Childhood Education in the Dutch Republic

How did the system work?

In Delft, children as young as three were sent to ABC schools (ABCscholen) until they were seven. Then they moved to either a Latin school, which was in a separate building and of which there was only one in Delft, or to one of the dozens of schools conducted in private homes. About two-thirds of the teachers were men. While reading, writing, and arithmetic were primary, other languages, especially German and French, were common. Also, a given teacher often had a special interest that would attract students and their tuition-paying parents. Students stayed in these schools until they were 12 or 14, depending on the curriculum.

After that, the Latin school students could go on to a university. The others went on to an apprenticeship, as did Leeuwenhoek.

From what we know about Leeuwenhoek's parents, we can safely assume that Antony went to what they called an ABC school. The teacher was probably a man, and Antony would have learned reading, spelling, and perhaps some writing.

His father died when he was six, and Antony went to a live with a teacher in Warmond. Why Warmond, why that teacher, and what was the curriculum beyond the basics? Although van Seters' article makes an interesting case, we don't have any direct evidence. It's safe to assume that it was similar to the education that Antony could have received in Delft.
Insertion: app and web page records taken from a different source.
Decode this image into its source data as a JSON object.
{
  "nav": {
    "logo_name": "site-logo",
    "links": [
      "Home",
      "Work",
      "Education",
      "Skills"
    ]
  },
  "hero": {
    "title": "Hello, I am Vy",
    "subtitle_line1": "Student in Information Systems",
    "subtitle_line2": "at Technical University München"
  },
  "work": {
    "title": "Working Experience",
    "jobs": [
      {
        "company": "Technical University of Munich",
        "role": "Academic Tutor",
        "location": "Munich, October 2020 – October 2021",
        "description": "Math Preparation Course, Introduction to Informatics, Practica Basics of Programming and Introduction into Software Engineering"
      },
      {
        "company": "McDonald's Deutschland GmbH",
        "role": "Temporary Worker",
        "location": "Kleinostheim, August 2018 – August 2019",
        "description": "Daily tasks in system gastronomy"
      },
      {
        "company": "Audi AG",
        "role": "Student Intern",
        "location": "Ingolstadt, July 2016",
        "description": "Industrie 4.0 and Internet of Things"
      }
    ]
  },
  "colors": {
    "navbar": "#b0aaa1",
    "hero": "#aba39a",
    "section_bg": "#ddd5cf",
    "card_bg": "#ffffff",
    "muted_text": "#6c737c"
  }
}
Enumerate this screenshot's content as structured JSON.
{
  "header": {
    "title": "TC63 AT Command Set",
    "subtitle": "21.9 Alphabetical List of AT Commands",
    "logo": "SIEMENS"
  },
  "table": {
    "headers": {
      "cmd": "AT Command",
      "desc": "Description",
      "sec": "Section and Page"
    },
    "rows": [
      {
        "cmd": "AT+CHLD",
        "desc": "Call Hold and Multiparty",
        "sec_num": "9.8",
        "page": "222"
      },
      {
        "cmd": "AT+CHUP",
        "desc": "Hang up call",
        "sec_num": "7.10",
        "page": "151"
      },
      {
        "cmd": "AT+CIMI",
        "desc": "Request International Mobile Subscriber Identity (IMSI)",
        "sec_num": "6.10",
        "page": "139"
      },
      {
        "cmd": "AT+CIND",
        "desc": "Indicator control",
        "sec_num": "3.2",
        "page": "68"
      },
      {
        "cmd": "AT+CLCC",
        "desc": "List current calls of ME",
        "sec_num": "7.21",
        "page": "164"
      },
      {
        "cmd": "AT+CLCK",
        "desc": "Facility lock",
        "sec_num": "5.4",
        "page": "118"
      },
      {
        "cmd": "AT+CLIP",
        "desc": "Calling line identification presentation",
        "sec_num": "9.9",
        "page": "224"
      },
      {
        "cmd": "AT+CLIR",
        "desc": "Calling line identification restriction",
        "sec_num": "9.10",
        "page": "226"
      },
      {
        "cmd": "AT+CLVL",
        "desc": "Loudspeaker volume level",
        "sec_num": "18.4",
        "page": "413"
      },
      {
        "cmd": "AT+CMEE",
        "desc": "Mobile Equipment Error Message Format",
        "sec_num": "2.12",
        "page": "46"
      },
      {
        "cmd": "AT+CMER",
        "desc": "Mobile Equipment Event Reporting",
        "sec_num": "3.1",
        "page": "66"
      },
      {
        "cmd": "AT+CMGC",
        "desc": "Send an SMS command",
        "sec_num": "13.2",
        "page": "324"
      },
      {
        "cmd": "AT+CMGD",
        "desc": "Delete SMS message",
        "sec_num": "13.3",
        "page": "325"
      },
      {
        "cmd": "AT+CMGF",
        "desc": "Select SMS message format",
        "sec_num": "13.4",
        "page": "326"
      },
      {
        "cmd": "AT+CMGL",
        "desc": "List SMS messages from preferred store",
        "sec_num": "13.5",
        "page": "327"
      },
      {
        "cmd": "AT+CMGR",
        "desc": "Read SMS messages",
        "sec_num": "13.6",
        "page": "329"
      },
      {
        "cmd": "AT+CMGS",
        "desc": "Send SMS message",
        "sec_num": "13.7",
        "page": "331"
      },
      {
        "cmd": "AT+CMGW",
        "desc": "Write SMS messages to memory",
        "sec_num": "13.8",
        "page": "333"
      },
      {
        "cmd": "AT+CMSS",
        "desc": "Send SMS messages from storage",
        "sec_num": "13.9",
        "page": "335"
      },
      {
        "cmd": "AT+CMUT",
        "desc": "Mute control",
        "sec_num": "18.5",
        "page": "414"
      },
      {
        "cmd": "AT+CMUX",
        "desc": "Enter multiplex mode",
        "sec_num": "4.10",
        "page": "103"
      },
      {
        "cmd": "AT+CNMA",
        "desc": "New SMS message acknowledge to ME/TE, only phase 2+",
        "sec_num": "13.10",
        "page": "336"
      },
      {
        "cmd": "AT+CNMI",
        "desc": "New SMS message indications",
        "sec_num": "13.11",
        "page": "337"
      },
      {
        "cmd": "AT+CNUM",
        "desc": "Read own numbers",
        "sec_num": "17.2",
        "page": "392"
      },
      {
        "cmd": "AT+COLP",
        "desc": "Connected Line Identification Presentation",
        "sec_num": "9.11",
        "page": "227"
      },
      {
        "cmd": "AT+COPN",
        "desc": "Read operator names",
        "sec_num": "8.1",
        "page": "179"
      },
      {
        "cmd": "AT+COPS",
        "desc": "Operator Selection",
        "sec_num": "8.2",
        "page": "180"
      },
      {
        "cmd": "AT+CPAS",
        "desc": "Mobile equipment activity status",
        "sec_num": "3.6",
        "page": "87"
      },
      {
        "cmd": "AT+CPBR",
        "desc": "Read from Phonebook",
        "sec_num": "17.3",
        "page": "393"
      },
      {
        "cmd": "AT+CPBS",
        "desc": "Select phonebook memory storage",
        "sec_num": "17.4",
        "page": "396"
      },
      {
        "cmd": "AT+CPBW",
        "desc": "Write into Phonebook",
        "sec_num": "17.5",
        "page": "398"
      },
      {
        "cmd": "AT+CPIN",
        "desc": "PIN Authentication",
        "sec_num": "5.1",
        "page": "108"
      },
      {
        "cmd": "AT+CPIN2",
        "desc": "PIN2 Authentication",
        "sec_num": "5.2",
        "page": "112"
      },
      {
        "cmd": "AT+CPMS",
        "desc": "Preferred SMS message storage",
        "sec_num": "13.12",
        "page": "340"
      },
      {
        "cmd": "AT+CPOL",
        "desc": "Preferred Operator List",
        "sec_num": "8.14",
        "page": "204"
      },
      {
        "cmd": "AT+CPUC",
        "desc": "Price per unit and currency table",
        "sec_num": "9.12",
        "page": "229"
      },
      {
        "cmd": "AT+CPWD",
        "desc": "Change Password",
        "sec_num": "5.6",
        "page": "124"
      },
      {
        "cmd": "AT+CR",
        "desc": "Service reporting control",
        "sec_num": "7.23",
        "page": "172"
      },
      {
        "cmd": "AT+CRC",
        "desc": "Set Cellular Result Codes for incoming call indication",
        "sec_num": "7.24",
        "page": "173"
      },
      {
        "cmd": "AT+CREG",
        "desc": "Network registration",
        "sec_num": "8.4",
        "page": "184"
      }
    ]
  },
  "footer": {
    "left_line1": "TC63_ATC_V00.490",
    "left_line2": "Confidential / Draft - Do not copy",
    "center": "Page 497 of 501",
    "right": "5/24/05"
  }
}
If it involved French or German, Leeuwenhoek didn't learn enough to claim any knowledge as an adult. Given his penchant for numbers and other quantities, arithmetic may well have been his favorite.

We also don't know how long he stayed, but until the age of 12 is a reasonable estimate. Thus, it would have been 1644 or 1645 that he moved to Benthuizen for an apprenticeship with his uncle Cornelis Jacobs van den Berch. Three or four years after that, he moved on to another apprenticeship in Amsterdam.

What happened in the classroom?

Education, like most other things at the time, was not standardized and was only nominally regulated.

On the right sidebar are three images (click to enlarge) from the second half of the century by Ostade, Luyken, and Steen that show what went on in the schoolroom. On the right are three details of Ostade's 1664 painting, two decades after Leeuwenhoek would have attended such a school.

Let them play freely and let school use play for their maturing ... otherwise they will be against learning before they know what learning is.

- Johan van Beverwijck

We see no common instruction, probably because of the range of ages. At the beginning and end of every day, each student recited in front of the schoolmaster and got some feedback, in terms of today's educational jargon. For the rest of the day, the students worked on their own (lower right), in small peer groups (middle right), and in cooperative learning modes (upper right) where older students worked with younger ones. This was a competency-based curriculum without objective tests, standardized tests, or grades. A major source of income were the fees for the oral examinations that certified competency.

Leeuwenhoek is often described as an auto-didact, a trait that he would have had as a child, too. Much of his training in lens grinding, metal working, and surveying would have been spent with a master in a cooperative learning mode, and his training in anatomy would have been spent in a group. However, it seems likely that as a student he would have spent more time as the individual scholar lower right. Indeed, given how he spent most of his adult life, in solitary, self-initiated observation, Leeuwenhoek would have found this form of active education to his liking. He wasn't one who sat around waiting to be taught.